You don’t even need to look at this proposal being counterproductive, populist silliness.

Summary of November links

These are some of the stories I’ve followed or commented on in November:

  • Pro-cyclical fiscal policy from Nigeria. Knee-jerk reactions are usually not the right answer ow.ly/EQawj
  • eVoting seems error-prone and fraud-suspect around the world. Good luck Namibia… ow.ly/EUMFW
  • IASB: re-deliberations will extend into 2015. Performance measurement, participating contracts still unresolved ow.ly/EQ4ZB
  • Namibia has the second highest house-price inflation in the world of 29% every year – second to Dubai ow.ly/EQ9Qj
  • Please stop using SA85-90 “combined” as your base mortality table ow.ly/EyG29
  • 2014 mid-year EV analysis ow.ly/EDT9x
  • MG digs dirt, eventually, on 2002 Zimbabwe elections.
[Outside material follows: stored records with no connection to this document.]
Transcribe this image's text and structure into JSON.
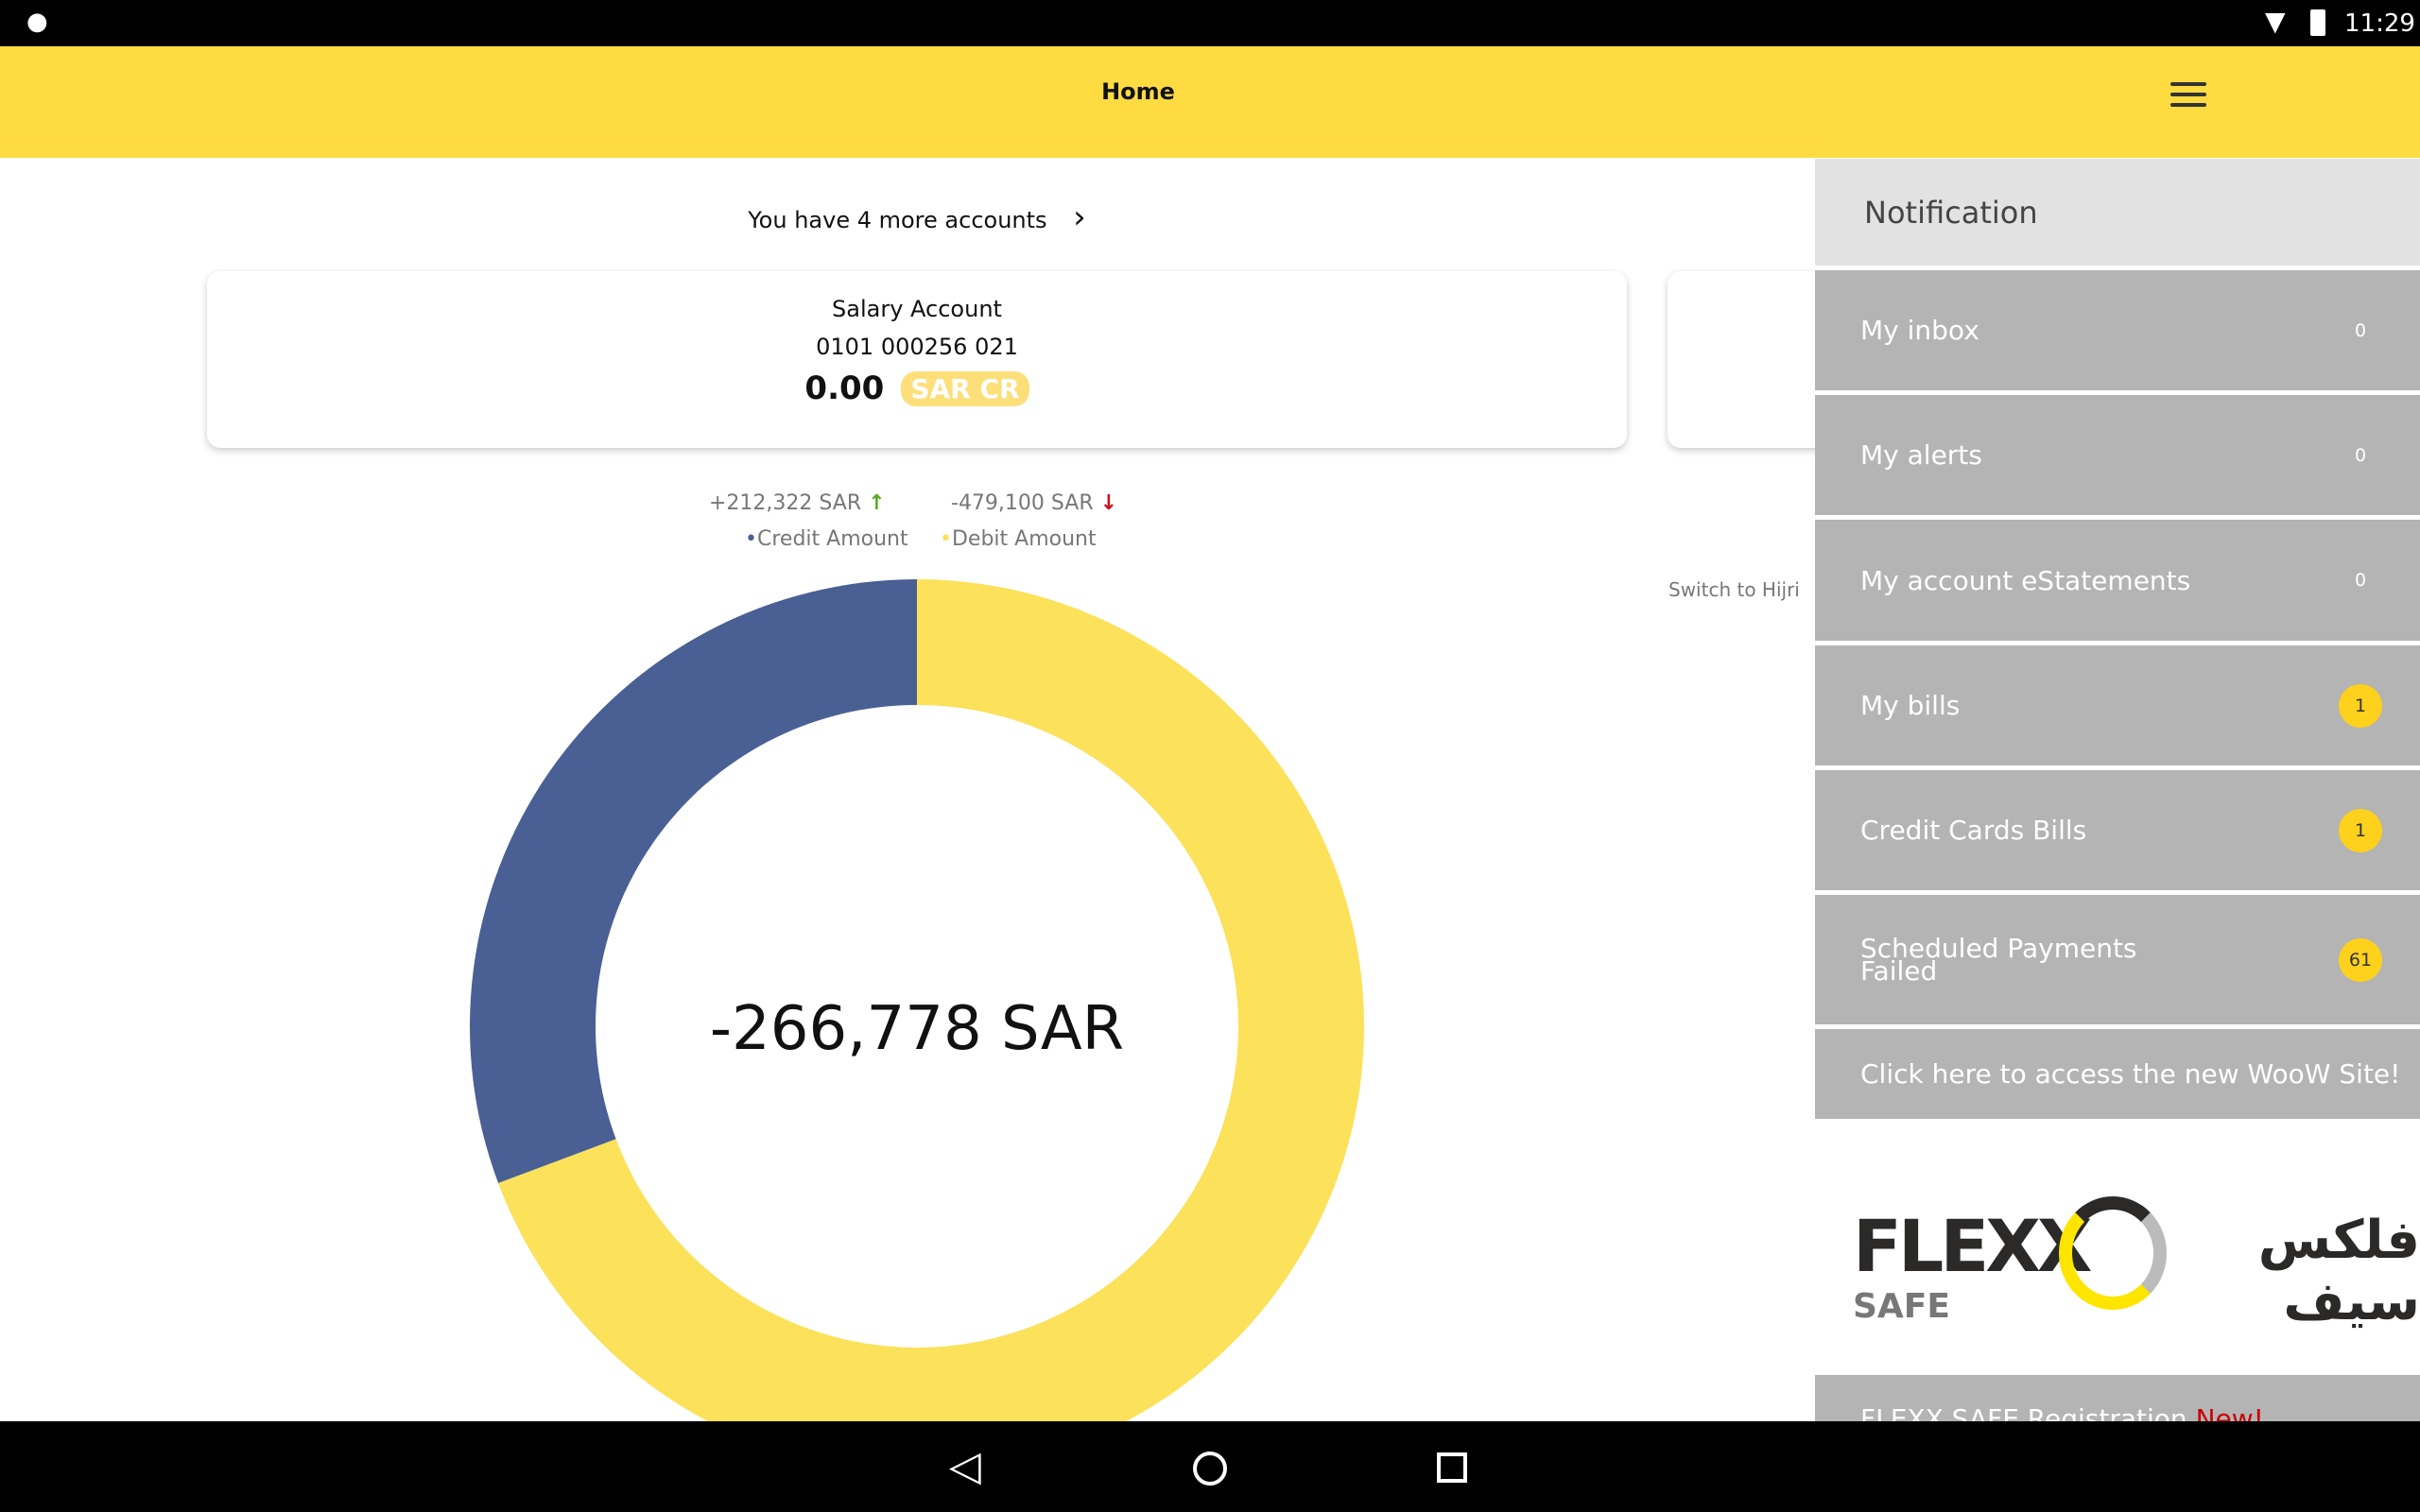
{
  "status_bar": {
    "time": "11:29"
  },
  "header": {
    "title": "Home"
  },
  "accounts": {
    "more_label": "You have 4 more accounts",
    "card": {
      "name": "Salary Account",
      "number": "0101 000256 021",
      "balance": "0.00",
      "currency": "SAR CR"
    }
  },
  "summary": {
    "credit": "+212,322 SAR",
    "debit": "-479,100 SAR",
    "credit_label": "Credit Amount",
    "debit_label": "Debit Amount",
    "net": "-266,778 SAR",
    "switch_label": "Switch to Hijri"
  },
  "chart_data": {
    "type": "pie",
    "donut": true,
    "categories": [
      "Credit Amount",
      "Debit Amount"
    ],
    "values": [
      212322,
      479100
    ],
    "colors": [
      "#4a6094",
      "#fce15a"
    ],
    "center_label": "-266,778 SAR"
  },
  "drawer": {
    "header": "Notification",
    "items": [
      {
        "label": "My inbox",
        "count": "0",
        "highlight": false
      },
      {
        "label": "My alerts",
        "count": "0",
        "highlight": false
      },
      {
        "label": "My account eStatements",
        "count": "0",
        "highlight": false
      },
      {
        "label": "My bills",
        "count": "1",
        "highlight": true
      },
      {
        "label": "Credit Cards Bills",
        "count": "1",
        "highlight": true
      },
      {
        "label": "Scheduled Payments Failed",
        "count": "61",
        "highlight": true
      },
      {
        "label": "Click here to access the new WooW Site!",
        "count": null,
        "highlight": false
      }
    ],
    "logo": {
      "en": "FLEXX",
      "sub": "SAFE",
      "ar": "فلكس سيف"
    },
    "flexx_item": {
      "label": "FLEXX SAFE Registration",
      "badge": "New!"
    }
  }
}
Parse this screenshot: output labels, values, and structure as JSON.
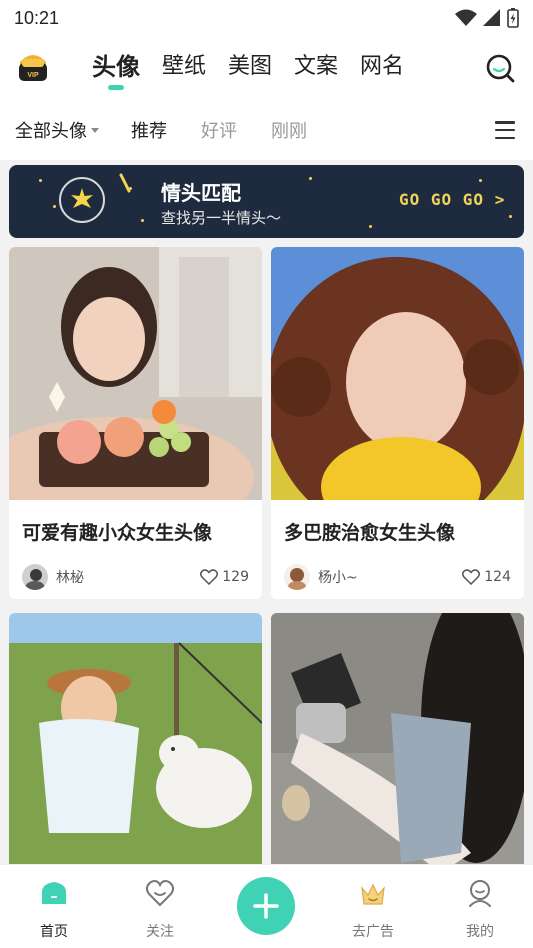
{
  "status_bar": {
    "time": "10:21"
  },
  "top_nav": {
    "vip_logo_text": "VIP",
    "tabs": [
      {
        "label": "头像",
        "active": true
      },
      {
        "label": "壁纸"
      },
      {
        "label": "美图"
      },
      {
        "label": "文案"
      },
      {
        "label": "网名"
      }
    ]
  },
  "sub_nav": {
    "all_label": "全部头像",
    "items": [
      "推荐",
      "好评",
      "刚刚"
    ]
  },
  "banner": {
    "title": "情头匹配",
    "subtitle": "查找另一半情头～",
    "cta": "GO GO GO >"
  },
  "cards": [
    {
      "title": "可爱有趣小众女生头像",
      "user": "林柲",
      "likes": "129"
    },
    {
      "title": "多巴胺治愈女生头像",
      "user": "杨小~",
      "likes": "124"
    },
    {
      "title": "",
      "user": "",
      "likes": ""
    },
    {
      "title": "",
      "user": "",
      "likes": ""
    }
  ],
  "bottom_nav": {
    "items": [
      {
        "label": "首页",
        "icon": "home-icon",
        "active": true
      },
      {
        "label": "关注",
        "icon": "heart-icon"
      },
      {
        "label": "",
        "icon": "plus-icon"
      },
      {
        "label": "去广告",
        "icon": "crown-icon"
      },
      {
        "label": "我的",
        "icon": "profile-icon"
      }
    ]
  },
  "colors": {
    "accent": "#3fd2b5",
    "banner_bg": "#1e2a3d",
    "banner_cta": "#f1d25a"
  }
}
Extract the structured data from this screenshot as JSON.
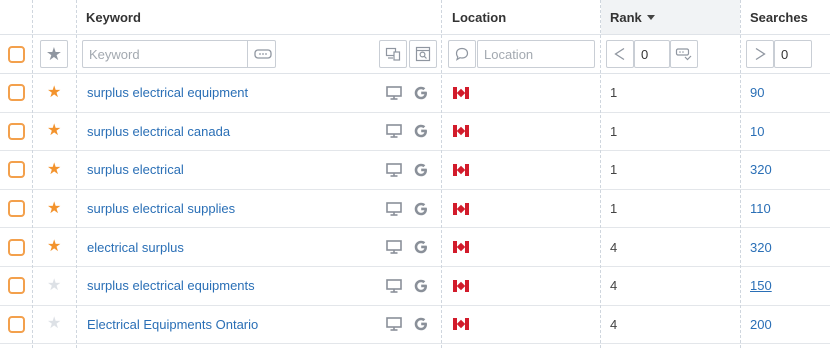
{
  "header": {
    "keyword": "Keyword",
    "location": "Location",
    "rank": "Rank",
    "searches": "Searches"
  },
  "filters": {
    "keyword_placeholder": "Keyword",
    "location_placeholder": "Location",
    "rank_value": "0",
    "searches_value": "0",
    "rank_operator": "<",
    "searches_operator": ">"
  },
  "colors": {
    "accent": "#f3932d",
    "link": "#2a6fb6",
    "flag_red": "#d21b2b"
  },
  "rows": [
    {
      "keyword": "surplus electrical equipment",
      "starred": true,
      "rank": "1",
      "searches": "90",
      "country": "CA",
      "device": "desktop-icon",
      "engine": "google-icon"
    },
    {
      "keyword": "surplus electrical canada",
      "starred": true,
      "rank": "1",
      "searches": "10",
      "country": "CA",
      "device": "desktop-icon",
      "engine": "google-icon"
    },
    {
      "keyword": "surplus electrical",
      "starred": true,
      "rank": "1",
      "searches": "320",
      "country": "CA",
      "device": "desktop-icon",
      "engine": "google-icon"
    },
    {
      "keyword": "surplus electrical supplies",
      "starred": true,
      "rank": "1",
      "searches": "110",
      "country": "CA",
      "device": "desktop-icon",
      "engine": "google-icon"
    },
    {
      "keyword": "electrical surplus",
      "starred": true,
      "rank": "4",
      "searches": "320",
      "country": "CA",
      "device": "desktop-icon",
      "engine": "google-icon"
    },
    {
      "keyword": "surplus electrical equipments",
      "starred": false,
      "rank": "4",
      "searches": "150",
      "country": "CA",
      "device": "desktop-icon",
      "engine": "google-icon"
    },
    {
      "keyword": "Electrical Equipments Ontario",
      "starred": false,
      "rank": "4",
      "searches": "200",
      "country": "CA",
      "device": "desktop-icon",
      "engine": "google-icon"
    }
  ]
}
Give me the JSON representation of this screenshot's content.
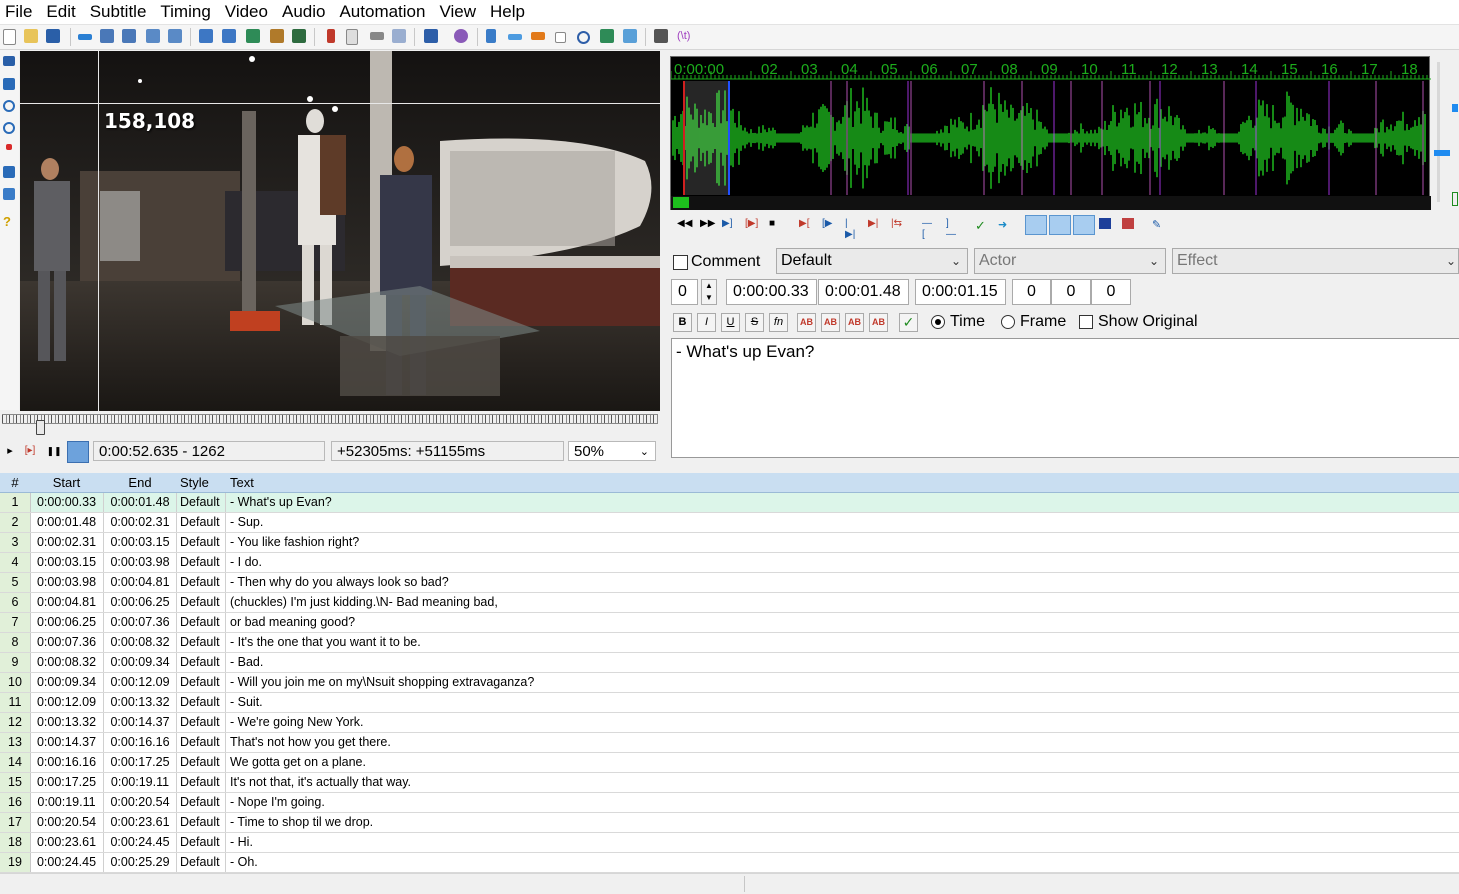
{
  "menu": [
    "File",
    "Edit",
    "Subtitle",
    "Timing",
    "Video",
    "Audio",
    "Automation",
    "View",
    "Help"
  ],
  "video": {
    "coordinate_readout": "158,108",
    "time_position": "0:00:52.635 - 1262",
    "time_offset": "+52305ms: +51155ms",
    "zoom": "50%",
    "seek_position": 0.052
  },
  "audio": {
    "timeline_labels": [
      "0:00:00",
      "02",
      "03",
      "04",
      "05",
      "06",
      "07",
      "08",
      "09",
      "10",
      "11",
      "12",
      "13",
      "14",
      "15",
      "16",
      "17",
      "18"
    ],
    "waveform_color": "#1cad1c"
  },
  "edit": {
    "comment_label": "Comment",
    "style_value": "Default",
    "actor_placeholder": "Actor",
    "effect_placeholder": "Effect",
    "layer": "0",
    "start_time": "0:00:00.33",
    "end_time": "0:00:01.48",
    "duration": "0:00:01.15",
    "margin_left": "0",
    "margin_right": "0",
    "margin_vertical": "0",
    "bold": "B",
    "italic": "I",
    "underline": "U",
    "strikeout": "S",
    "font": "fn",
    "color1": "AB",
    "color2": "AB",
    "color3": "AB",
    "color4": "AB",
    "time_label": "Time",
    "frame_label": "Frame",
    "show_original_label": "Show Original",
    "text": "- What's up Evan?"
  },
  "grid": {
    "headers": {
      "num": "#",
      "start": "Start",
      "end": "End",
      "style": "Style",
      "text": "Text"
    },
    "rows": [
      {
        "num": "1",
        "start": "0:00:00.33",
        "end": "0:00:01.48",
        "style": "Default",
        "text": "- What's up Evan?"
      },
      {
        "num": "2",
        "start": "0:00:01.48",
        "end": "0:00:02.31",
        "style": "Default",
        "text": "- Sup."
      },
      {
        "num": "3",
        "start": "0:00:02.31",
        "end": "0:00:03.15",
        "style": "Default",
        "text": "- You like fashion right?"
      },
      {
        "num": "4",
        "start": "0:00:03.15",
        "end": "0:00:03.98",
        "style": "Default",
        "text": "- I do."
      },
      {
        "num": "5",
        "start": "0:00:03.98",
        "end": "0:00:04.81",
        "style": "Default",
        "text": "- Then why do you always look so bad?"
      },
      {
        "num": "6",
        "start": "0:00:04.81",
        "end": "0:00:06.25",
        "style": "Default",
        "text": "(chuckles) I'm just kidding.\\N- Bad meaning bad,"
      },
      {
        "num": "7",
        "start": "0:00:06.25",
        "end": "0:00:07.36",
        "style": "Default",
        "text": "or bad meaning good?"
      },
      {
        "num": "8",
        "start": "0:00:07.36",
        "end": "0:00:08.32",
        "style": "Default",
        "text": "- It's the one that you want it to be."
      },
      {
        "num": "9",
        "start": "0:00:08.32",
        "end": "0:00:09.34",
        "style": "Default",
        "text": "- Bad."
      },
      {
        "num": "10",
        "start": "0:00:09.34",
        "end": "0:00:12.09",
        "style": "Default",
        "text": "- Will you join me on my\\Nsuit shopping extravaganza?"
      },
      {
        "num": "11",
        "start": "0:00:12.09",
        "end": "0:00:13.32",
        "style": "Default",
        "text": "- Suit."
      },
      {
        "num": "12",
        "start": "0:00:13.32",
        "end": "0:00:14.37",
        "style": "Default",
        "text": "- We're going New York."
      },
      {
        "num": "13",
        "start": "0:00:14.37",
        "end": "0:00:16.16",
        "style": "Default",
        "text": "That's not how you get there."
      },
      {
        "num": "14",
        "start": "0:00:16.16",
        "end": "0:00:17.25",
        "style": "Default",
        "text": "We gotta get on a plane."
      },
      {
        "num": "15",
        "start": "0:00:17.25",
        "end": "0:00:19.11",
        "style": "Default",
        "text": "It's not that, it's actually that way."
      },
      {
        "num": "16",
        "start": "0:00:19.11",
        "end": "0:00:20.54",
        "style": "Default",
        "text": "- Nope I'm going."
      },
      {
        "num": "17",
        "start": "0:00:20.54",
        "end": "0:00:23.61",
        "style": "Default",
        "text": "- Time to shop til we drop."
      },
      {
        "num": "18",
        "start": "0:00:23.61",
        "end": "0:00:24.45",
        "style": "Default",
        "text": "- Hi."
      },
      {
        "num": "19",
        "start": "0:00:24.45",
        "end": "0:00:25.29",
        "style": "Default",
        "text": "- Oh."
      }
    ]
  }
}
Asks some thought provoking questions about election monitoring ow.ly/ECSEn
  • Consolidation in Kenyan life insurance sector. More needed, more to come surely. ow.ly/EDUsF
  • Doing business on our continent isn’t always easy. ow.ly/ECehr
  • Selective lapse impacting mortality? ow.ly/EAn6m
  • Why model structure matters, not just passing the calibration tests ow.ly/EyFG6
  • The inevitable growth of solar energy. Declining prices help emerging markets with plenty of sunshine. #Africa computerworld.com/article/284887…
  • The Beveridge curve and long term unemployment. ow.ly/E1aS0